Purchasing over-the-counter medications is a quick and easy way to relieve the daily coughing, sneezing, and aching that accompanies that pesky cold or flu.
All medications, however, carry risks of side effects and bad interactions, even over-the-counter meds. This warning is particularly specific to those suffering from high blood pressure.
You may want to steer clear of some of these over-the-counter meds as they can increase blood pressure and interfere with blood pressure medication. Common medications that can affect blood pressure levels are decongestants, pain relievers, and anti-inflammatory medications.
Decongestants can cause narrowing of blood vessels throughout the body. Certain pain relievers and anti-inflammatory meds may cause water retention, increasing the chance of raising your blood pressure.

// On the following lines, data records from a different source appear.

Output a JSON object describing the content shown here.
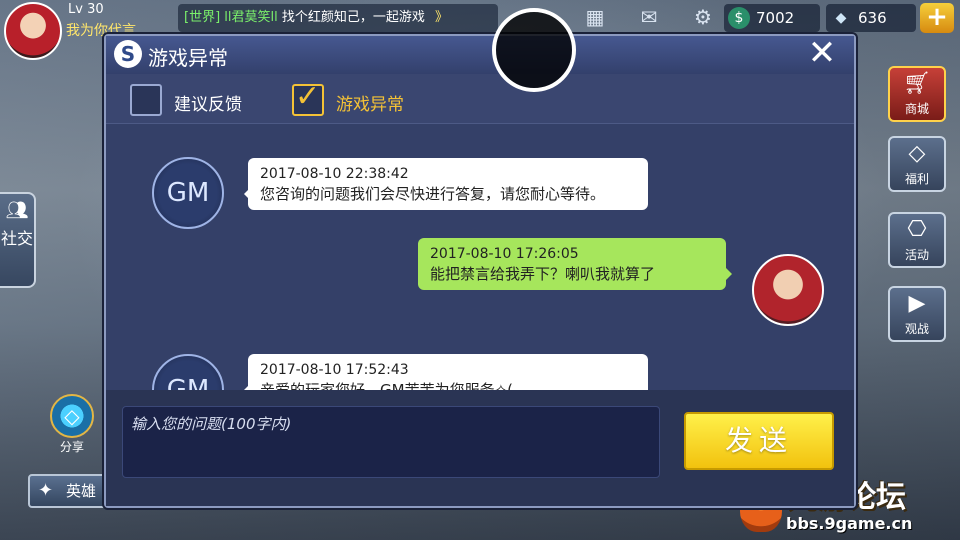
{
  "hud": {
    "level": "Lv 30",
    "player_name": "我为你代言",
    "world_chat": {
      "tag": "[世界]",
      "sender": "ll君莫笑ll",
      "message": "找个红颜知己，一起游戏",
      "more": "》"
    },
    "icons": [
      "calendar-icon",
      "mail-icon",
      "gear-icon"
    ],
    "coins": "7002",
    "diamonds": "636",
    "plus": "+"
  },
  "side_menu": [
    {
      "label": "商城",
      "icon": "cart-icon"
    },
    {
      "label": "福利",
      "icon": "diamond-icon"
    },
    {
      "label": "活动",
      "icon": "gift-icon"
    },
    {
      "label": "观战",
      "icon": "play-icon"
    }
  ],
  "left_menu": {
    "social": "社交",
    "share": "分享",
    "hero": "英雄"
  },
  "watermark": {
    "brand": "九游论坛",
    "url": "bbs.9game.cn"
  },
  "modal": {
    "logo": "S",
    "title": "游戏异常",
    "close": "✕",
    "tabs": [
      {
        "label": "建议反馈",
        "checked": false
      },
      {
        "label": "游戏异常",
        "checked": true
      }
    ],
    "messages": [
      {
        "sender": "GM",
        "timestamp": "2017-08-10 22:38:42",
        "text": "您咨询的问题我们会尽快进行答复，请您耐心等待。"
      },
      {
        "sender": "player",
        "timestamp": "2017-08-10 17:26:05",
        "text": "能把禁言给我弄下？喇叭我就算了"
      },
      {
        "sender": "GM",
        "timestamp": "2017-08-10 17:52:43",
        "text": "亲爱的玩家您好，GM茉茉为您服务✧("
      }
    ],
    "input_placeholder": "输入您的问题(100字内)",
    "send_label": "发送"
  }
}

Studies show that most people have a minimal increase in blood pressure after taking common cold meds and decongestants. If you have high blood pressure, try a cold or flu medication that is free of decongestants.

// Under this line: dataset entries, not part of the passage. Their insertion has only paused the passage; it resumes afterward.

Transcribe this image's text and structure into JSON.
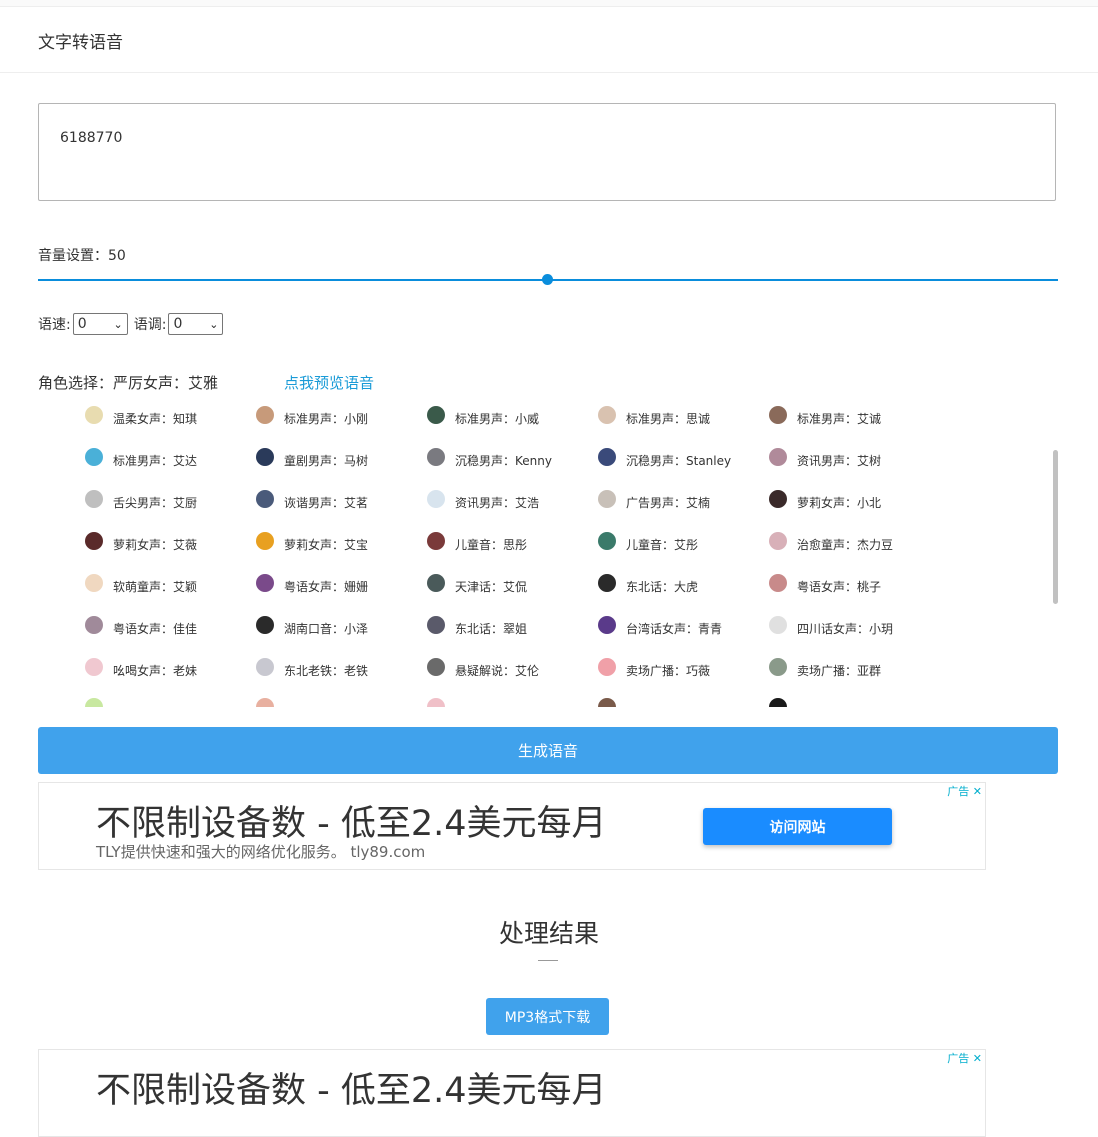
{
  "header": {
    "title": "文字转语音"
  },
  "textbox": {
    "value": "6188770"
  },
  "volume": {
    "label": "音量设置：50",
    "value": 50
  },
  "speed": {
    "label": "语速:",
    "value": "0"
  },
  "pitch": {
    "label": "语调:",
    "value": "0"
  },
  "role": {
    "label": "角色选择：严厉女声：艾雅",
    "preview_link": "点我预览语音"
  },
  "voices": [
    [
      "温柔女声：知琪",
      "标准男声：小刚",
      "标准男声：小威",
      "标准男声：思诚",
      "标准男声：艾诚"
    ],
    [
      "标准男声：艾达",
      "童剧男声：马树",
      "沉稳男声：Kenny",
      "沉稳男声：Stanley",
      "资讯男声：艾树"
    ],
    [
      "舌尖男声：艾厨",
      "诙谐男声：艾茗",
      "资讯男声：艾浩",
      "广告男声：艾楠",
      "萝莉女声：小北"
    ],
    [
      "萝莉女声：艾薇",
      "萝莉女声：艾宝",
      "儿童音：思彤",
      "儿童音：艾彤",
      "治愈童声：杰力豆"
    ],
    [
      "软萌童声：艾颖",
      "粤语女声：姗姗",
      "天津话：艾侃",
      "东北话：大虎",
      "粤语女声：桃子"
    ],
    [
      "粤语女声：佳佳",
      "湖南口音：小泽",
      "东北话：翠姐",
      "台湾话女声：青青",
      "四川话女声：小玥"
    ],
    [
      "吆喝女声：老妹",
      "东北老铁：老铁",
      "悬疑解说：艾伦",
      "卖场广播：巧薇",
      "卖场广播：亚群"
    ]
  ],
  "avatar_colors": [
    [
      "#e8dcb0",
      "#c79a7a",
      "#3a5a4a",
      "#d9c2b0",
      "#8a6a5a"
    ],
    [
      "#4ab0d8",
      "#2a3a5a",
      "#7a7a80",
      "#3a4a7a",
      "#b08a9a"
    ],
    [
      "#bfbfbf",
      "#4a5a7a",
      "#d8e4ee",
      "#c8c0b8",
      "#3a2a2a"
    ],
    [
      "#5a2a2a",
      "#e8a020",
      "#7a3a3a",
      "#3a7a6a",
      "#d8b0b8"
    ],
    [
      "#f0d8c0",
      "#7a4a8a",
      "#4a5a5a",
      "#2a2a2a",
      "#c88a8a"
    ],
    [
      "#a08a9a",
      "#2a2a2a",
      "#5a5a6a",
      "#5a3a8a",
      "#e0e0e0"
    ],
    [
      "#f0c8d0",
      "#c8c8d0",
      "#6a6a6a",
      "#f0a0a8",
      "#8a9a8a"
    ]
  ],
  "partial_avatar_colors": [
    "#c8e8a0",
    "#e8b0a0",
    "#f0c0c8",
    "#7a5a4a",
    "#1a1a1a"
  ],
  "generate_button": "生成语音",
  "ad": {
    "headline": "不限制设备数 - 低至2.4美元每月",
    "sub": "TLY提供快速和强大的网络优化服务。 tly89.com",
    "button": "访问网站",
    "tag": "广告 ✕"
  },
  "result": {
    "title": "处理结果",
    "download_button": "MP3格式下载"
  }
}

Learn what works for you
If you have high blood pressure, educate yourself before you decide to take over-the-counter medication:
- Read labels
Many over-the-counter medicines are labeled safe for people with high blood pressure—keep a watchful eye out for these labels. Also be sure to look out for medications that having a warning label such as “Do not use this product if you have heart disease, high blood pressure, etc.”
- Avoid excess salt
One reason many over-the-counter meds increase blood pressure is due to large amounts of salt (also listed as sodium or soda). If you have high blood pressure, aim for 1,500 mg of sodium or less per day, including sodium found in many over-the-counter medicines.
- Keep an eye on your blood pressure
When you begin taking an over-the-counter medication, make sure to monitor your blood pressure if you have or are at risk for high blood pressure.
- Play it safe
Talk with your doctor about any over-the-counter medications you take or plan to take if you have high blood pressure.
A final note
Consider making lifestyle changes to improve your blood pressure. University of Iowa cardiologist Ramzi El Accaoui, M.D., recommends eating healthy, limiting alcohol consumption, daily exercise, weight loss, and smoking cessation to help prevent and treat high blood pressure.